## Component data from apps and pages

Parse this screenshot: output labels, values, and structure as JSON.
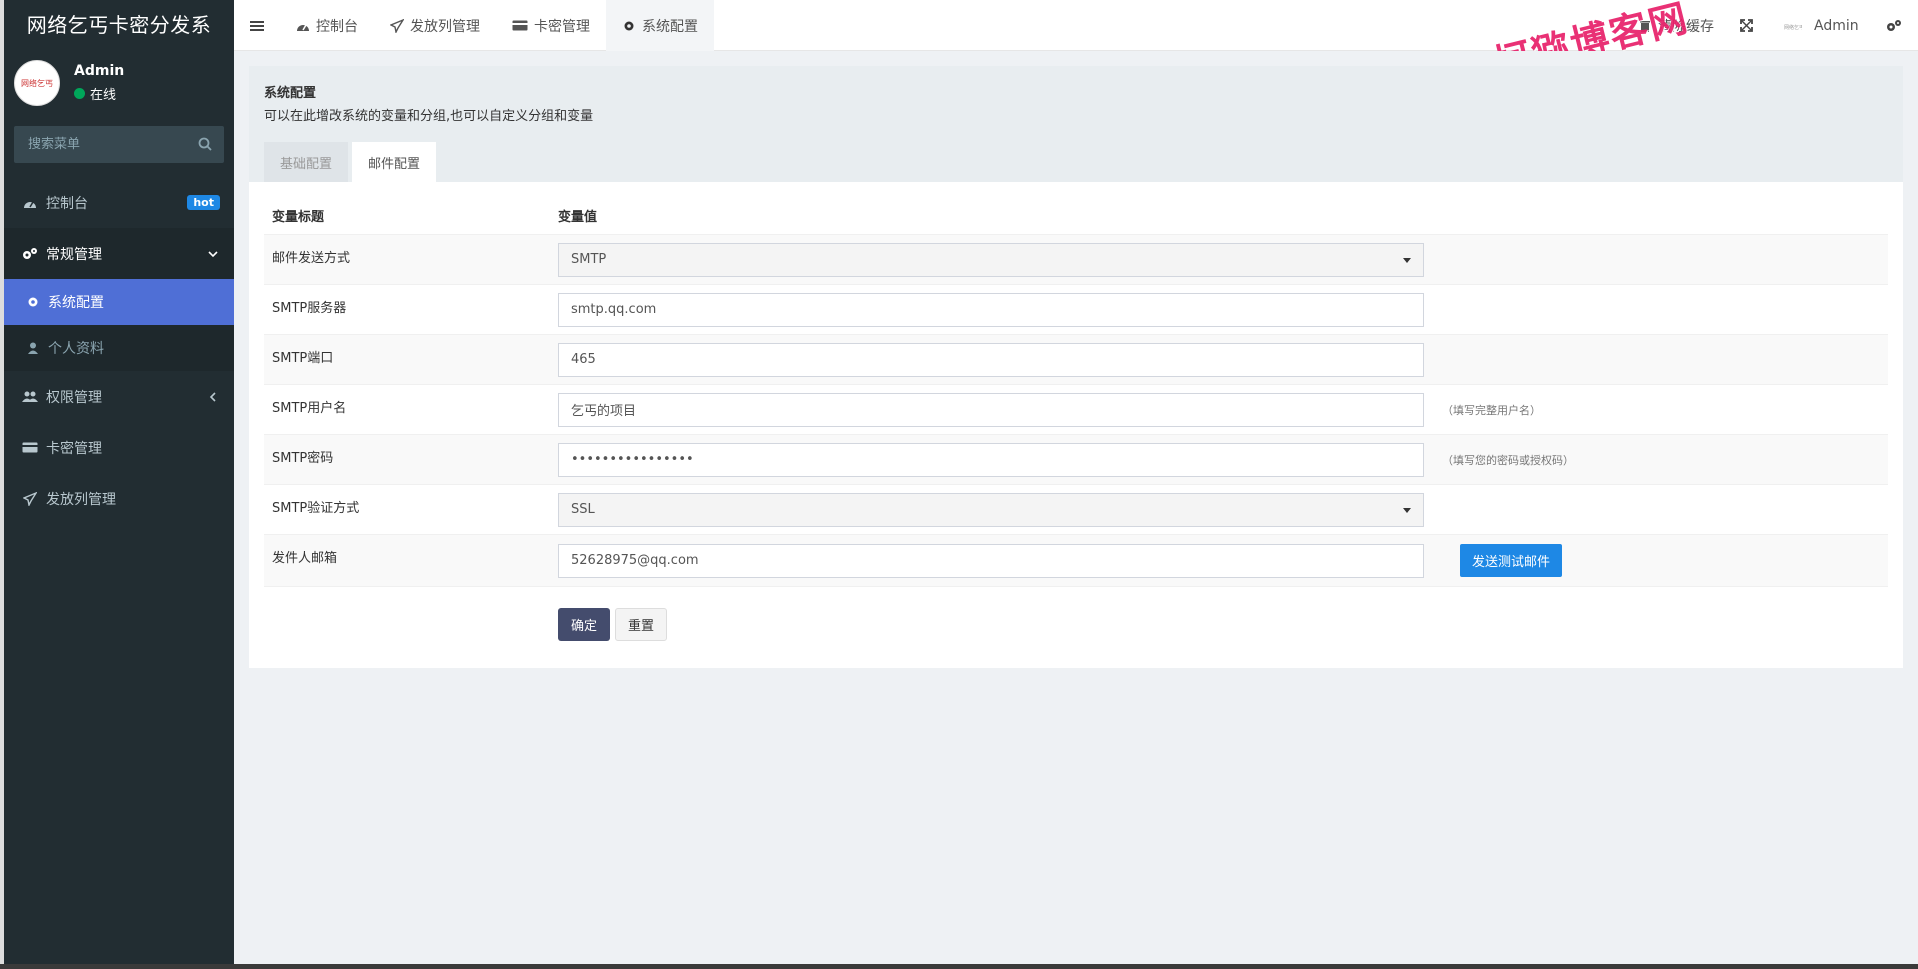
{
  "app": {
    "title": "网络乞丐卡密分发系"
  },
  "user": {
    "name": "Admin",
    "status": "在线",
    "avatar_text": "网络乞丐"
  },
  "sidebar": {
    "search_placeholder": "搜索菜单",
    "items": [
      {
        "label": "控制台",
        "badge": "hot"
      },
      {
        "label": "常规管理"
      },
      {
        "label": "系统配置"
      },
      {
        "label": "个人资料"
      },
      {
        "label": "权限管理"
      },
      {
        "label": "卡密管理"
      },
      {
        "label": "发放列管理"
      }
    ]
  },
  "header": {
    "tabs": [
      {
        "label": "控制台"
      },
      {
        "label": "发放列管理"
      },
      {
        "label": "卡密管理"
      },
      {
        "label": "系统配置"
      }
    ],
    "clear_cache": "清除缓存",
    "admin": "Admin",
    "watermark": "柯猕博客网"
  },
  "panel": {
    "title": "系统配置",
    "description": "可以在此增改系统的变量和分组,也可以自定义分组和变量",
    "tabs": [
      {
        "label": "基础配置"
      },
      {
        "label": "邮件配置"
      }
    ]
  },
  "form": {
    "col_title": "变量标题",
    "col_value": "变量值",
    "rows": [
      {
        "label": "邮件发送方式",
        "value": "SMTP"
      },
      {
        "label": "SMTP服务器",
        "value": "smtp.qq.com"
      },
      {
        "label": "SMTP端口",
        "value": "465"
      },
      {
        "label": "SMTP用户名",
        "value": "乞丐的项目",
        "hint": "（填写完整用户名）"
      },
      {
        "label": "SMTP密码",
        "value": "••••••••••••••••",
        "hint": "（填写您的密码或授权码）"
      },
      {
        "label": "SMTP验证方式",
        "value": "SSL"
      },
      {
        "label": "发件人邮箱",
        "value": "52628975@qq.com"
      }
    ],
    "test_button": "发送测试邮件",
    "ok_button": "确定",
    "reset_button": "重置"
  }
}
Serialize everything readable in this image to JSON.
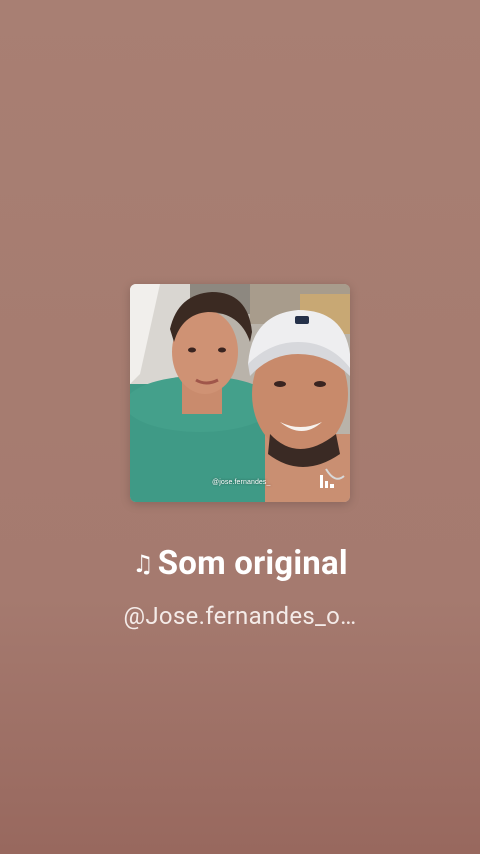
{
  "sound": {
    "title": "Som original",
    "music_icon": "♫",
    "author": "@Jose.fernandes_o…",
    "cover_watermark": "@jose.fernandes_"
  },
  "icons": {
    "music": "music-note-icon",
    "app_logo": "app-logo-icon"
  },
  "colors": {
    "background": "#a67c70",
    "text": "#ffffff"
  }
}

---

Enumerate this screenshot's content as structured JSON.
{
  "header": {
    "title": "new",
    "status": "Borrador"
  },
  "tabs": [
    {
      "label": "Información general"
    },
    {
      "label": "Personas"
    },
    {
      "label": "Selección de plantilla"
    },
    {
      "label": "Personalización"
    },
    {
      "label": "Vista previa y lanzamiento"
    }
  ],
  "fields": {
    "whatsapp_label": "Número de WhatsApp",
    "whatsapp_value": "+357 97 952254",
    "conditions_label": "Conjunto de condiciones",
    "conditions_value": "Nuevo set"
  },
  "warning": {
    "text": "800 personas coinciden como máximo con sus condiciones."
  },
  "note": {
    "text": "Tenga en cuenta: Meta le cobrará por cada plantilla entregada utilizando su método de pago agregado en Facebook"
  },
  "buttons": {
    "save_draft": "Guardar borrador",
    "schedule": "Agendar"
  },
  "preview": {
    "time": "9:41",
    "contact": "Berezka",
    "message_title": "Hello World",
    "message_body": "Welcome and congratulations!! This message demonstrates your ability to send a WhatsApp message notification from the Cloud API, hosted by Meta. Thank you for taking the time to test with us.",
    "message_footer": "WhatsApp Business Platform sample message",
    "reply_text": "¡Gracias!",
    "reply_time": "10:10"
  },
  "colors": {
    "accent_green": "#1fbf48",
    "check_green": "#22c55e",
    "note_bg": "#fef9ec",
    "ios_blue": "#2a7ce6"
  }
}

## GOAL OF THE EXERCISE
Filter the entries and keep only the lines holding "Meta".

## RESULT FOR THIS EXERCISE
    "text": "Tenga en cuenta: Meta le cobrará por cada plantilla entregada utilizando su método de pago agregado en Facebook"
    "message_body": "Welcome and congratulations!! This message demonstrates your ability to send a WhatsApp message notification from the Cloud API, hosted by Meta. Thank you for taking the time to test with us.",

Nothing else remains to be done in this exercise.